Andre Ward (27-0, 14 KO’s) is not going to allow super-middleweight contender Paul Smith (35-5, 20 KO’s) to get comfortable at any point during their 172 lb. catch-weight fight this Saturday at the Oracle Arena in Oakland, California.
Ward hasn’t fought since November 2013 when he soundly beat then undefeated fighter Edwin Rodriguez due to a contractual dispute with late promoter Dan Goossen.
Also, he took a significant layoff following his September 2012 victory over Chad Dawson due to a shoulder injury, which postponed a fight against former middleweight titlist Kelly Pavlik, who opted to retire.
Although Smith believes Ward’s inactivity will hurt him, Ward noted that it doesn’t necessarily mean he’s going to fight any differently come Saturday, noting Floyd Mayweather Jr came back from retirement in 2009, and still fought as if he’d been active the past couple years.
Ward is a “do or die” type of fighter, and he shows it every time he gets into the ring; he has no quit in him.
The 2004 Olympic gold medalist hasn’t lost a fight since he was 12 years old; he’s likely going to outclass Smith on Saturday.

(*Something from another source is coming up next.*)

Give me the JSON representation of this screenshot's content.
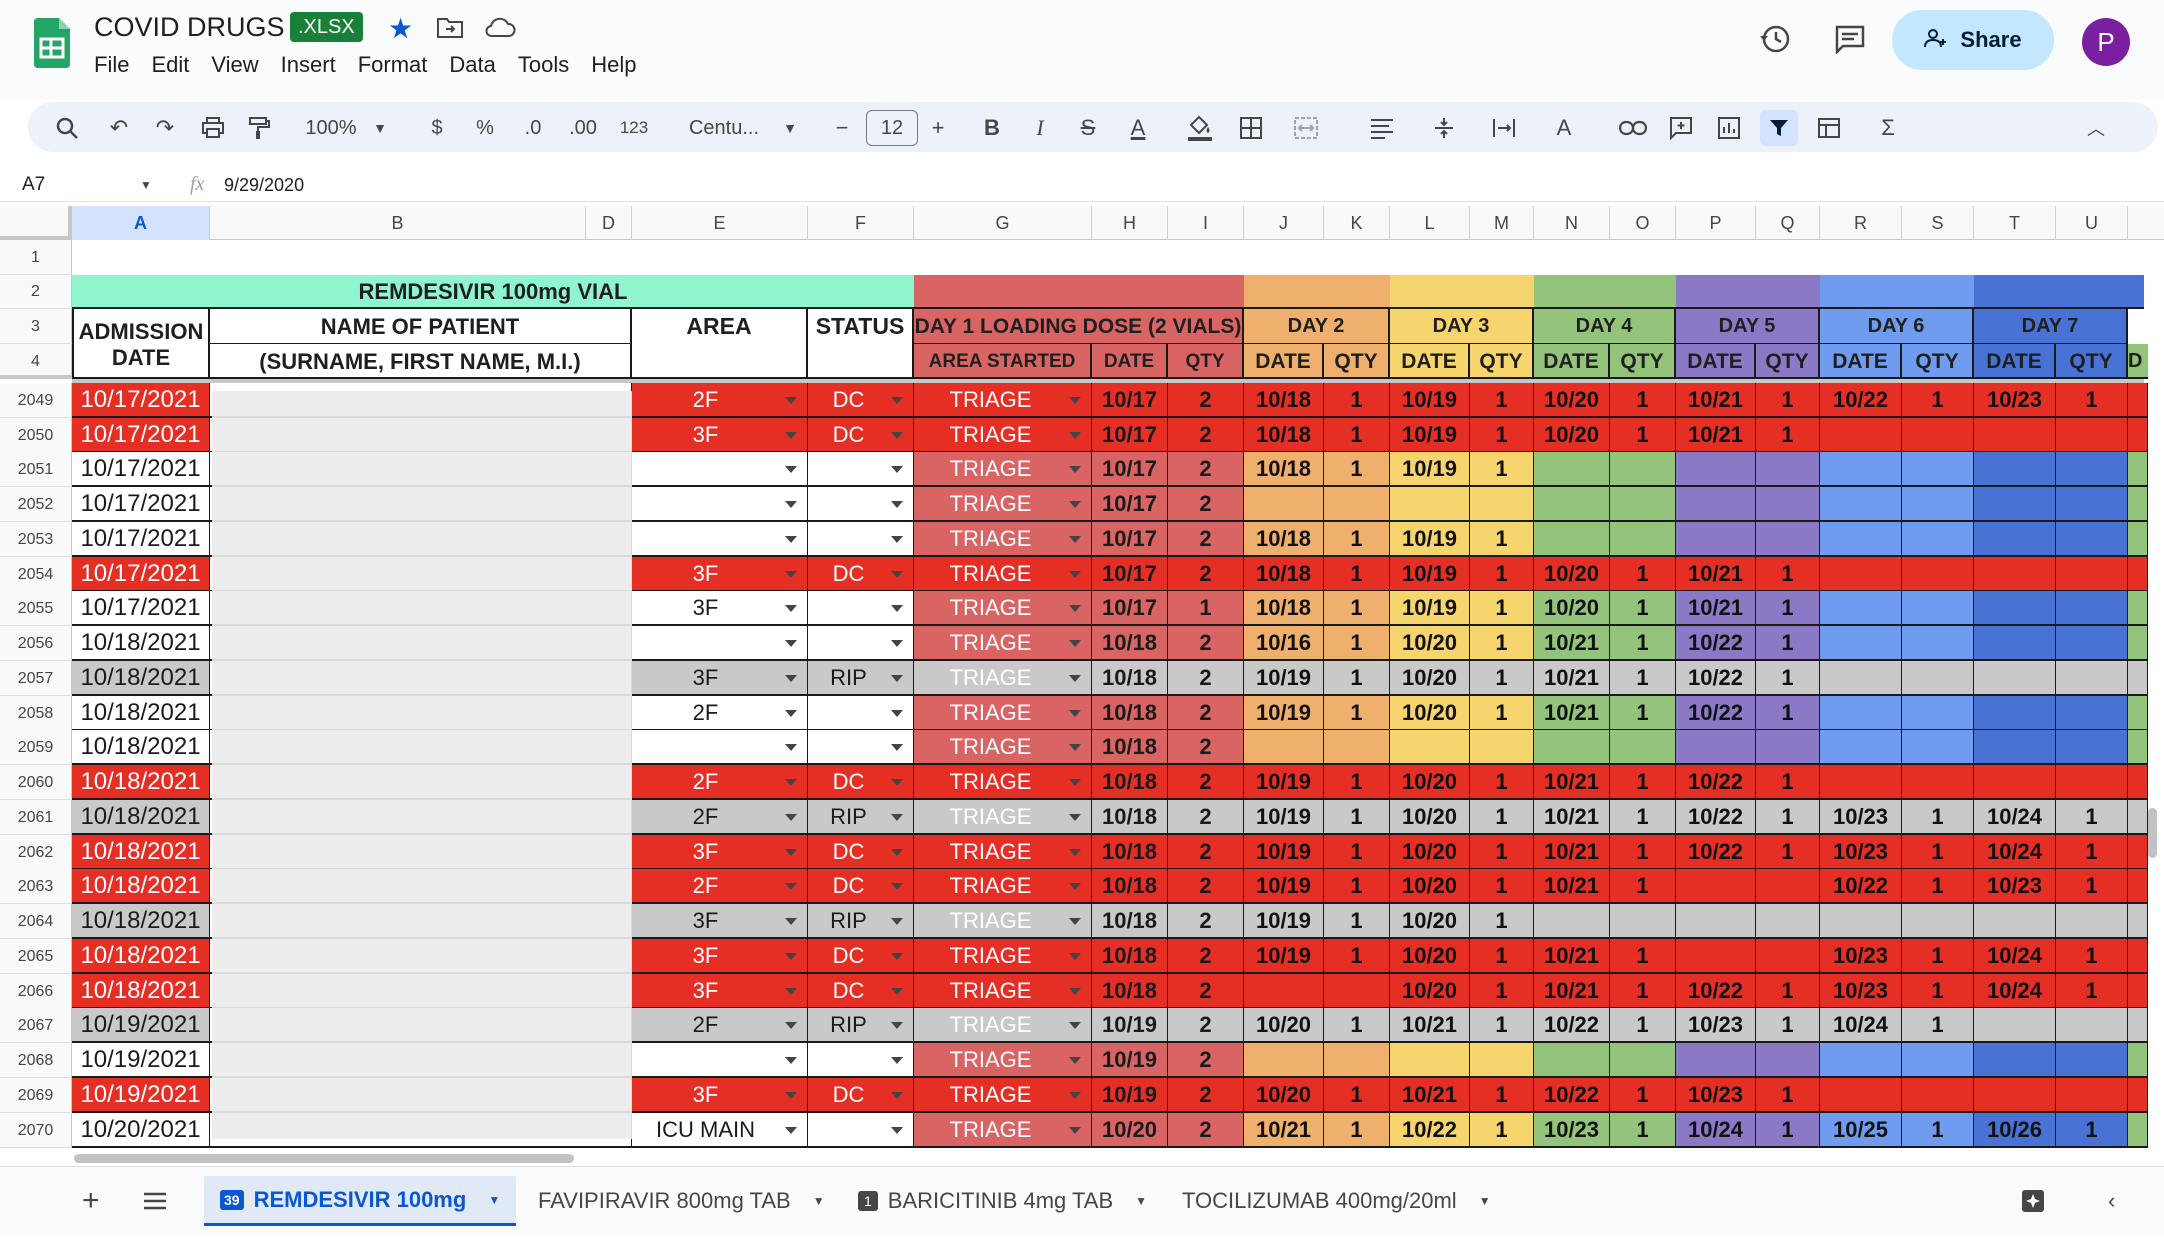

In a quote obtained from FightNews.com via Monday’s teleconference, Ward was adamant he would dominate his man.
“I’m more than prepared for anything Paul Smith brings to the table, and I think this fight isn’t going to go the way he anticipates it,” Ward said. “He [Smith] is going to be hit early, he’s going to be hit often, and he’s going to realize very quick that ‘Man, this isn’t the guy that we scouted on paper.”
Ward isn’t known for having a ton of power, but he’s every trainer’s dream. He’s quick, he’s smart, and his punches are precise.

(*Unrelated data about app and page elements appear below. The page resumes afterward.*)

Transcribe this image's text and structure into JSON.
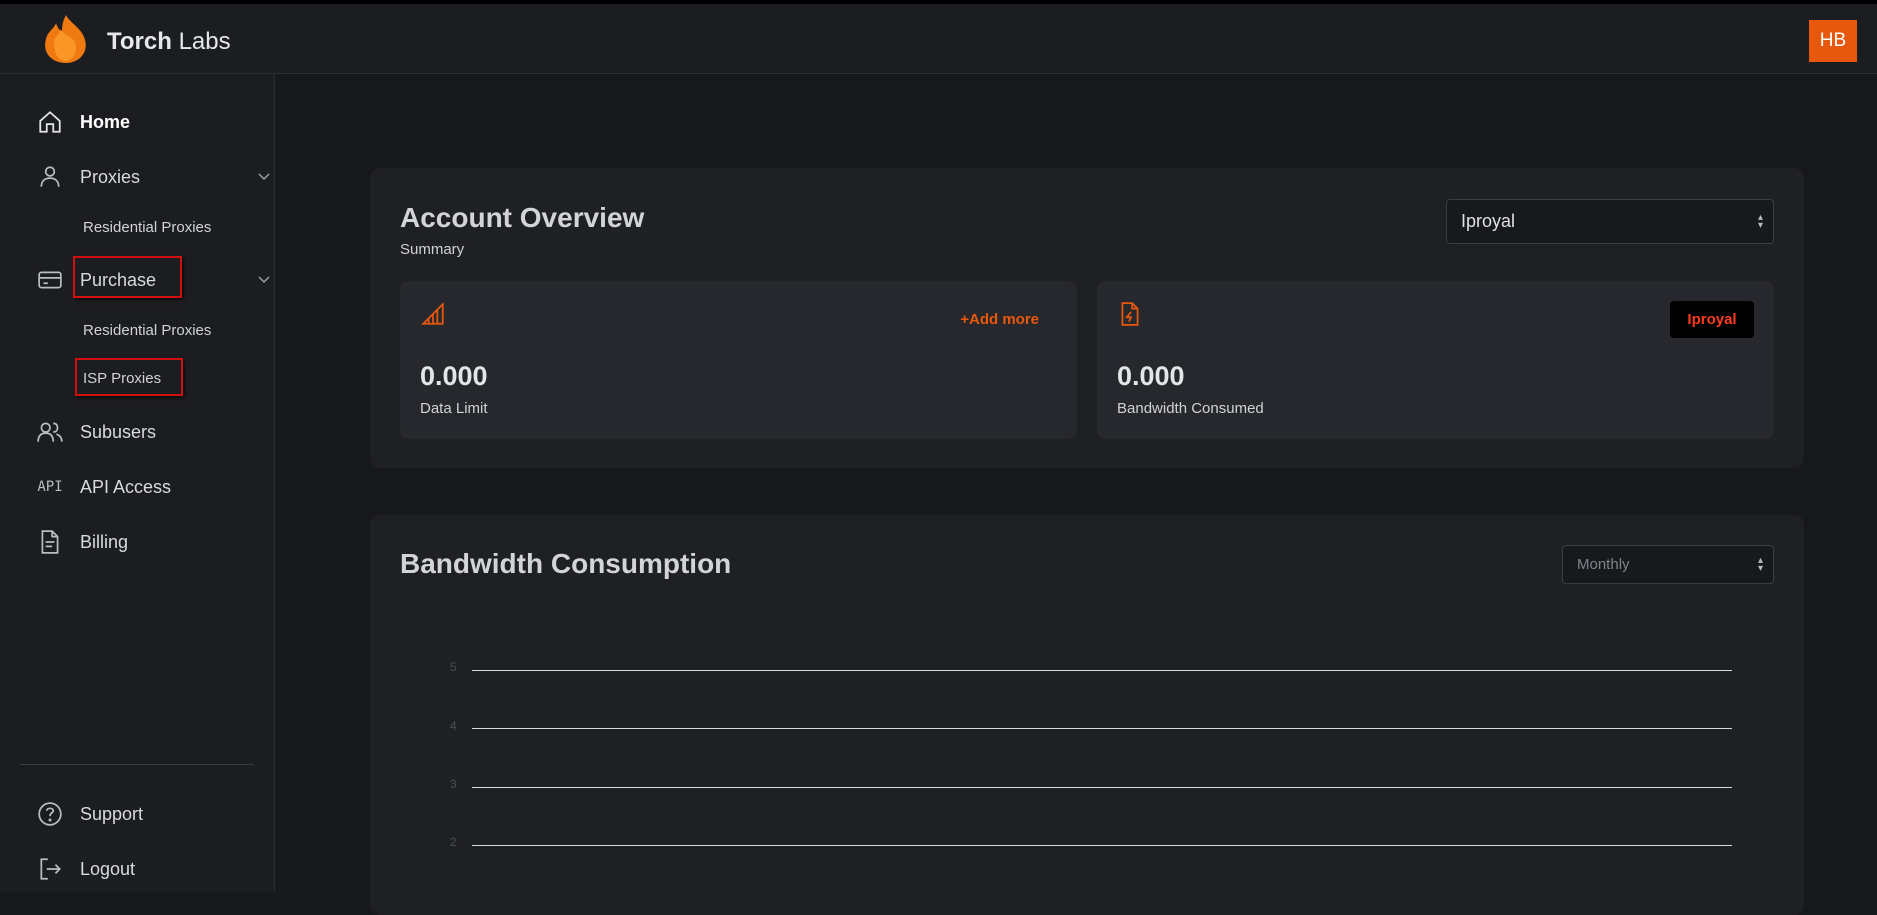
{
  "header": {
    "brand_bold": "Torch",
    "brand_light": "Labs",
    "avatar_initials": "HB",
    "accent_color": "#e8580c"
  },
  "sidebar": {
    "home": "Home",
    "proxies": "Proxies",
    "proxies_sub_residential": "Residential Proxies",
    "purchase": "Purchase",
    "purchase_sub_residential": "Residential Proxies",
    "purchase_sub_isp": "ISP Proxies",
    "subusers": "Subusers",
    "api_icon_text": "API",
    "api_access": "API Access",
    "billing": "Billing",
    "support": "Support",
    "logout": "Logout"
  },
  "overview": {
    "title": "Account Overview",
    "subtitle": "Summary",
    "provider_select": "Iproyal",
    "data_limit": {
      "value": "0.000",
      "caption": "Data Limit",
      "action": "+Add more"
    },
    "bandwidth": {
      "value": "0.000",
      "caption": "Bandwidth Consumed",
      "badge": "Iproyal"
    }
  },
  "consumption": {
    "title": "Bandwidth Consumption",
    "period_select": "Monthly"
  },
  "chart_data": {
    "type": "line",
    "title": "Bandwidth Consumption",
    "y_ticks": [
      "5",
      "4",
      "3",
      "2"
    ],
    "series": [],
    "grid": true
  }
}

His lead left hook is one of his biggest weapons and once he gets you on the ropes, look out for the straight crosses and body shots.
Paul Smith’s style is to come forward. He’s coming off back-to-back defeats against Arthur Abraham. In both fights, Smith fought Abraham’s fight and was missing with a majority of his shots.
Also, the Liverpool fighter’s come-forward style has worked against him in the past; he has the tendency to get careless, and it backfired on him against the likes of James DeGale and George Groves.
Watching the fight against DeGale, it looked just like the Abraham fight. DeGale was smart, making Smith miss, and DeGale was countering him on the inside. After being stunned initially, Smith fought back to recover.
However, DeGale caught him again with a counter left hook on the inside, and was punished on the ropes before the referee halted the bout.
In the Groves fight, Smith walked himself right into a counter right hook.
Either one of the scenarios above would be treacherous for Smith.
Some in the media won’t say it, but I will. This fight was clearly made for Andre Ward to have himself a punching bag before he defends his WBA Super World super-middleweight title. It’s the more blunt way to say “tune-up fight.”
I’m taking Ward by lopsided decision.